= AIM OF THE EXERCISE =
Using the listing, copy each whole line that features "أيام".

◇ ◇ ◇ ◇ ◇ ◇ ◇

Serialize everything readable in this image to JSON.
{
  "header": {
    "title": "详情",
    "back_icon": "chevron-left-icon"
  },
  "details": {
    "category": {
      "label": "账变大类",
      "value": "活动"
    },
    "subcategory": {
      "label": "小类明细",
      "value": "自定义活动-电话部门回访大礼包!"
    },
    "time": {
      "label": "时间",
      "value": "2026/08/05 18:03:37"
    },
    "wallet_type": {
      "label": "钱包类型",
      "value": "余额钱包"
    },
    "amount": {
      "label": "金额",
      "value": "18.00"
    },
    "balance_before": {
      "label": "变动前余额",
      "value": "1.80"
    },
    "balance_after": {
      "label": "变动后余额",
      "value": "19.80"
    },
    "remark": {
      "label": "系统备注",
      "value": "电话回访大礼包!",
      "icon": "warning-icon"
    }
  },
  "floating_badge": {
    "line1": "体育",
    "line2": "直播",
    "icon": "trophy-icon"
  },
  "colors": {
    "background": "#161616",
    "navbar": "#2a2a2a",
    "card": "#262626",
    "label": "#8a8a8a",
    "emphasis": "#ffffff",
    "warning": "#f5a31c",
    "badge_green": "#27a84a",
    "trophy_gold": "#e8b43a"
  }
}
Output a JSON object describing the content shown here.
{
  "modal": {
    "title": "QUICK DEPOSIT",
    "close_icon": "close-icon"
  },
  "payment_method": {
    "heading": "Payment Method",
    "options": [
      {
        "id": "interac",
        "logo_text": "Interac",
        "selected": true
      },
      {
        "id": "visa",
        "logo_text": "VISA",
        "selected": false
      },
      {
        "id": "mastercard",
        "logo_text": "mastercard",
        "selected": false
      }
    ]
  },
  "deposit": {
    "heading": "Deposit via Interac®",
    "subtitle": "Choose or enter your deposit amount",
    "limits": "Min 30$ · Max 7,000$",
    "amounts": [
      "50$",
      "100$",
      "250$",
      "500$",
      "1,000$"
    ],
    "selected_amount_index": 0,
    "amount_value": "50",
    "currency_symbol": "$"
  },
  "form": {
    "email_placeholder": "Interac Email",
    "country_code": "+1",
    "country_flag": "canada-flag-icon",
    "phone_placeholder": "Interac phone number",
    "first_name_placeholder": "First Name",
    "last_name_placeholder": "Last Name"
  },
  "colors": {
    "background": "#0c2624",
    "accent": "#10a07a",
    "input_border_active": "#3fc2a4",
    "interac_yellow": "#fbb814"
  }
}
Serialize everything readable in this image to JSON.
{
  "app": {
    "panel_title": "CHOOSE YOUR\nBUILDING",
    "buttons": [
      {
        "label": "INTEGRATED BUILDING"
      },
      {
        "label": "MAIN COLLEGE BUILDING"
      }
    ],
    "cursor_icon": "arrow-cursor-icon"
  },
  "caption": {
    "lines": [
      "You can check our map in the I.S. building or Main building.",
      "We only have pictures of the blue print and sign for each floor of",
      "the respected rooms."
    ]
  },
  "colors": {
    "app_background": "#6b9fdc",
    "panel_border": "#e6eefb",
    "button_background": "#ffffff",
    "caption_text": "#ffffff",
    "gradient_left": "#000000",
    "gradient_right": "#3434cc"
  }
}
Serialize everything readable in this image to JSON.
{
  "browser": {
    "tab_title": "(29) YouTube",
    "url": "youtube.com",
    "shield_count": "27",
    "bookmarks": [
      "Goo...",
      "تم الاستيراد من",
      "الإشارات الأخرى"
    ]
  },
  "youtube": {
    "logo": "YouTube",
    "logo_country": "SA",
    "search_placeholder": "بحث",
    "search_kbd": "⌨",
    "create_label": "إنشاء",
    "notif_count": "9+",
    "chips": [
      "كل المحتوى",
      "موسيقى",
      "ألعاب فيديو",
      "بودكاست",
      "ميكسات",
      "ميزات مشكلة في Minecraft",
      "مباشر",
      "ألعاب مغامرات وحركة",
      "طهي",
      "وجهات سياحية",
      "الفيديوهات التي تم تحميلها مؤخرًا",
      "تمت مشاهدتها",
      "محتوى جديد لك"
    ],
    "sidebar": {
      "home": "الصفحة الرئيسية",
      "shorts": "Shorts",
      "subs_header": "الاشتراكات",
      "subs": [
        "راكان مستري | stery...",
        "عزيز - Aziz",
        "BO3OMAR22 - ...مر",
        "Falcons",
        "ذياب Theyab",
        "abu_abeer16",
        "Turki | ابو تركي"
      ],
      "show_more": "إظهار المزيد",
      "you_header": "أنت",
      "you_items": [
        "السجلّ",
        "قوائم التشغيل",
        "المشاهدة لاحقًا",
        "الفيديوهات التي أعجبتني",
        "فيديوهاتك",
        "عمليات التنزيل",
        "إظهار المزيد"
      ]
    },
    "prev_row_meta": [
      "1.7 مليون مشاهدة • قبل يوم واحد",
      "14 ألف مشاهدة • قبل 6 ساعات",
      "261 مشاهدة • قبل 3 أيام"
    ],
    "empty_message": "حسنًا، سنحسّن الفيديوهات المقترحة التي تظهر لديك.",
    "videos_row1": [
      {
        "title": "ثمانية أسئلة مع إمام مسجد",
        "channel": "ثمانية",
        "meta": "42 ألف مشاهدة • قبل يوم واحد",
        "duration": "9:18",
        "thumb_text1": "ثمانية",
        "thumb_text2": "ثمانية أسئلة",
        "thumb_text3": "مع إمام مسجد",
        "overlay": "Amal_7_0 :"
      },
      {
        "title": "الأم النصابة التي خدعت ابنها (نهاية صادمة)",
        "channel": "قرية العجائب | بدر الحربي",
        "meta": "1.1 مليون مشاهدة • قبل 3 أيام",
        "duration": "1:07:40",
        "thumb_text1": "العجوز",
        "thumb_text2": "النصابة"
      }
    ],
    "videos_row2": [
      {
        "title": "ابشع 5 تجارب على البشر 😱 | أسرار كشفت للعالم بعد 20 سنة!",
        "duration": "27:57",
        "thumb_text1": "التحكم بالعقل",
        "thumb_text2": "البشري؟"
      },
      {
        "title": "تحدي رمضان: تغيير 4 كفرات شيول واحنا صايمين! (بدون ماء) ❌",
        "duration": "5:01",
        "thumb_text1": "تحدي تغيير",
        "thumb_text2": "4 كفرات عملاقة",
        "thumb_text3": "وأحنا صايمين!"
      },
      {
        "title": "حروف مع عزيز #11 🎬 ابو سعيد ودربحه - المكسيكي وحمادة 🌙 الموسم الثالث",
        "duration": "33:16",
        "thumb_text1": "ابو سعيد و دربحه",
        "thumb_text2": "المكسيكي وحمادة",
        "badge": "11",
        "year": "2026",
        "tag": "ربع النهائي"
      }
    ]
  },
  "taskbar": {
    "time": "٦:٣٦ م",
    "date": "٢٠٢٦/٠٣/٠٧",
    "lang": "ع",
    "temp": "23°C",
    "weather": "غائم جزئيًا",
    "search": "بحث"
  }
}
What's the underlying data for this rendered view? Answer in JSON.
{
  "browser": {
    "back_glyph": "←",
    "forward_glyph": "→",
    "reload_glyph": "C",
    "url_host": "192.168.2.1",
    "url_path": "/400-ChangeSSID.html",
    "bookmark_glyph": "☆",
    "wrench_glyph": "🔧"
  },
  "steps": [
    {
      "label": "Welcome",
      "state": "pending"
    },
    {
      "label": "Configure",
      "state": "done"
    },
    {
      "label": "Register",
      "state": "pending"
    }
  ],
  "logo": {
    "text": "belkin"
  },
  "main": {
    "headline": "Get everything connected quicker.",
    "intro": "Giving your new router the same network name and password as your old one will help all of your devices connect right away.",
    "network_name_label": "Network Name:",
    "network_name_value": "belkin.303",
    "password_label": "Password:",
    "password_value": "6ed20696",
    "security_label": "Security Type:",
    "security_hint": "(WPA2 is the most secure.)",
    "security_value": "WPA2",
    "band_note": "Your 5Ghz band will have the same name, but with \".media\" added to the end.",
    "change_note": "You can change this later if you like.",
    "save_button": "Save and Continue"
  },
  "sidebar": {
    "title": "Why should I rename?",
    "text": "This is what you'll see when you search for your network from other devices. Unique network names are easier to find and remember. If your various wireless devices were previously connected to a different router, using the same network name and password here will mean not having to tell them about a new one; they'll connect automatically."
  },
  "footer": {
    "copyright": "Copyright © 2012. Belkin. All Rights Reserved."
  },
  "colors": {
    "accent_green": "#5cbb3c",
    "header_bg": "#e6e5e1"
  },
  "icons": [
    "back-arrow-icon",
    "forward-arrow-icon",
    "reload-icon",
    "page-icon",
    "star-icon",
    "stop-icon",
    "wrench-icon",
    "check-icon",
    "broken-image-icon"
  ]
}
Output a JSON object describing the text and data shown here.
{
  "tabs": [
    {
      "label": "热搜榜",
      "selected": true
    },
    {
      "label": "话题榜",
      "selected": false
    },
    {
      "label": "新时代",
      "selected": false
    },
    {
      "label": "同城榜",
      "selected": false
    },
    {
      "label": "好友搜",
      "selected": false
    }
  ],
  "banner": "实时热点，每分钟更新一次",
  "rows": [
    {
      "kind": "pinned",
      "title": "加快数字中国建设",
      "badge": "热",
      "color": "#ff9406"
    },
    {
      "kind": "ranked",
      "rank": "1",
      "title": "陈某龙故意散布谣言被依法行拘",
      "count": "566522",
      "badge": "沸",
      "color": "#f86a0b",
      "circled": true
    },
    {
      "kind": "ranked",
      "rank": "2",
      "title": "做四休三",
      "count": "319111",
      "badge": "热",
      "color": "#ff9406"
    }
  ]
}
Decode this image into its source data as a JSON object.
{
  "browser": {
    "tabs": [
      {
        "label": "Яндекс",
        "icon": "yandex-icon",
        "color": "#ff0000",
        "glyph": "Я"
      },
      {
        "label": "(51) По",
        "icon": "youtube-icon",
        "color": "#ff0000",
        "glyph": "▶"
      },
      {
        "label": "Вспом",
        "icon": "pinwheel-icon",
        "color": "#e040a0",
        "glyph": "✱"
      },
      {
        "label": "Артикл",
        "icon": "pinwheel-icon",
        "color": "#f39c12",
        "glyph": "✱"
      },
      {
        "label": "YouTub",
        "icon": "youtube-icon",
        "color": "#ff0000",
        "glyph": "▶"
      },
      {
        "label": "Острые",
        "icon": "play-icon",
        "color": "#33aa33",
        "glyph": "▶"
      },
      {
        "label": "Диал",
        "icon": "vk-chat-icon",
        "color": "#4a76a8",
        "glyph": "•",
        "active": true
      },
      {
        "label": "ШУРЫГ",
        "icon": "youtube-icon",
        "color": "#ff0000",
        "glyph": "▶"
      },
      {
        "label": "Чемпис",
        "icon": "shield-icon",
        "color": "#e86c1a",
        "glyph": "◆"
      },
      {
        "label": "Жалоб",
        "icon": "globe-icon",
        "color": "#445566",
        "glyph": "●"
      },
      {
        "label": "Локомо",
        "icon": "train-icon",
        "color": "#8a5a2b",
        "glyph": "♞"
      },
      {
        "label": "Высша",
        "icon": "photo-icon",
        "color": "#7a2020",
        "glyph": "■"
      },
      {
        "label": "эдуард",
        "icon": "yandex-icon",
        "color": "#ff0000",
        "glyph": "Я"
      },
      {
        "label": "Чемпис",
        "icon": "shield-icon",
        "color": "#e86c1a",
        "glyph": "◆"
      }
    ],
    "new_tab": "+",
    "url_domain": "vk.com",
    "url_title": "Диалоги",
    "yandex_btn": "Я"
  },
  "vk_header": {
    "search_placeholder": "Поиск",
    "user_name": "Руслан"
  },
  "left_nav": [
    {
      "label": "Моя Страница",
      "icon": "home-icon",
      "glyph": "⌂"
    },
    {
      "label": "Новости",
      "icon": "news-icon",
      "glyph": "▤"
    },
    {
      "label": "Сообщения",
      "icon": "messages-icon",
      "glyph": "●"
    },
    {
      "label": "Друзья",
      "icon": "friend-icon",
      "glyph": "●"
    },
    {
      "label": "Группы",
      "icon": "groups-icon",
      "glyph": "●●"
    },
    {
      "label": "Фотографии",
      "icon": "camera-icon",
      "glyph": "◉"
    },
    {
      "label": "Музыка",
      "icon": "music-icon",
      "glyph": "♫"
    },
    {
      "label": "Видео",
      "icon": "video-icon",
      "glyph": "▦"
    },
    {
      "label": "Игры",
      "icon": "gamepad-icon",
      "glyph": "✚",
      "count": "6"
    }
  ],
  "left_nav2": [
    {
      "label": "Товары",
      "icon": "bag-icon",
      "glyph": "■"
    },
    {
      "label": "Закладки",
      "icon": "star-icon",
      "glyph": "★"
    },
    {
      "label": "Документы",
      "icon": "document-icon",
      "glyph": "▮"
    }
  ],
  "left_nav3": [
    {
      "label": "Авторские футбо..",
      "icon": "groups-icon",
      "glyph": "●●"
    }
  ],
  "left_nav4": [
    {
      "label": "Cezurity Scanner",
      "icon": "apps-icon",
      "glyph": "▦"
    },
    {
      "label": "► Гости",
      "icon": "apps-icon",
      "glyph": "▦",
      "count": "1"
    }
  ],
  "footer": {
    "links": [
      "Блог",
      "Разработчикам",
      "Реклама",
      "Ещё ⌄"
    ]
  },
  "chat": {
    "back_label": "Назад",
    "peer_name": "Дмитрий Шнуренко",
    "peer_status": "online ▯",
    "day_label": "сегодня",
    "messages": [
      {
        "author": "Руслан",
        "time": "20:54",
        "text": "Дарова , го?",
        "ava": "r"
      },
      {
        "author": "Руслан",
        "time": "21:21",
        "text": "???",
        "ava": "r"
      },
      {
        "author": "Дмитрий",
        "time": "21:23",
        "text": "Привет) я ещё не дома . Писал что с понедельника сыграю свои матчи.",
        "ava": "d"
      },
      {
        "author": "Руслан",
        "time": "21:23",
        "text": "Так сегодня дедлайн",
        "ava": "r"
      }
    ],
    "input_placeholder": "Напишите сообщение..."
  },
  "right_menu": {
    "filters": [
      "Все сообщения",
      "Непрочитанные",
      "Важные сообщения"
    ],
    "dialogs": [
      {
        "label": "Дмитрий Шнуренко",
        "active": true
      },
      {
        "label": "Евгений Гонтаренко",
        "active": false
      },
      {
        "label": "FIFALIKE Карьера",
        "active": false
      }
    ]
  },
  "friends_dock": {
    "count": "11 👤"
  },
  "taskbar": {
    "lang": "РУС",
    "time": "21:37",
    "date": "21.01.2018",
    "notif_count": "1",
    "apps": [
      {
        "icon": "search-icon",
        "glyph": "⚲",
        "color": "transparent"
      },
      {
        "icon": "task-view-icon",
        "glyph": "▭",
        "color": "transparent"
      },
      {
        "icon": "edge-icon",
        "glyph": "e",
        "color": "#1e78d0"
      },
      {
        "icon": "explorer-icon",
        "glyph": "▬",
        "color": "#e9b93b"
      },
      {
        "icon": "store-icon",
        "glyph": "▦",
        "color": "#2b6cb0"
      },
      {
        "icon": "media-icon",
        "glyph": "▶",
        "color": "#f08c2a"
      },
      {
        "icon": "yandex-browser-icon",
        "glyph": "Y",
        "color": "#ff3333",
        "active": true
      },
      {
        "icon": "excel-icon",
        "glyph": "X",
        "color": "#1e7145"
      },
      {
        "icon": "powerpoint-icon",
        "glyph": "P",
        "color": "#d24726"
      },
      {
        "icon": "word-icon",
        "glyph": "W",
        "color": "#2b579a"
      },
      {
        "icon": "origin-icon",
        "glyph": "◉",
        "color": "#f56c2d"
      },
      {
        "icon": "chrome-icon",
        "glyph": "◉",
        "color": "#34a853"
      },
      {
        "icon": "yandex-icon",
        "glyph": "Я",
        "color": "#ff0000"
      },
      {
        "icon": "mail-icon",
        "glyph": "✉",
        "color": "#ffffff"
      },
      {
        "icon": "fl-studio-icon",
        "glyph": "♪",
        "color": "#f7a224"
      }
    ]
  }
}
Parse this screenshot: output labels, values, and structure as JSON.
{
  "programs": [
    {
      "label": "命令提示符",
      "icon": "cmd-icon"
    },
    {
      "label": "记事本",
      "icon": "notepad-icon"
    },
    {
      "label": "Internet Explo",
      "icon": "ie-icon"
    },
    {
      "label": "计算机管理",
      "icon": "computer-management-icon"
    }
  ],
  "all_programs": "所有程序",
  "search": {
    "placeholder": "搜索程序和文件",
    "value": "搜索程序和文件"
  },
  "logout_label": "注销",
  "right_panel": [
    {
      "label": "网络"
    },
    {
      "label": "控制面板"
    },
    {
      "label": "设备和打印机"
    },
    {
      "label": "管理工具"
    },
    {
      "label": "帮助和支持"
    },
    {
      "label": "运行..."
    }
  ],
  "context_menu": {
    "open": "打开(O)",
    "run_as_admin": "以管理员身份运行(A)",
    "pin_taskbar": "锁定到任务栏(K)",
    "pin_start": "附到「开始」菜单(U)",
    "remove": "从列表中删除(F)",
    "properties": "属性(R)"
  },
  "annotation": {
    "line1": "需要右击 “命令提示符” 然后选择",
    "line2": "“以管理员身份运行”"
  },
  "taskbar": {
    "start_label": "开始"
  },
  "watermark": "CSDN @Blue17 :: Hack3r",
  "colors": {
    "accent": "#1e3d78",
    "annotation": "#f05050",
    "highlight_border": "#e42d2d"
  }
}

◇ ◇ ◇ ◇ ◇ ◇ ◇

= ANSWER SECTION =
      "261 مشاهدة • قبل 3 أيام"
        "meta": "1.1 مليون مشاهدة • قبل 3 أيام",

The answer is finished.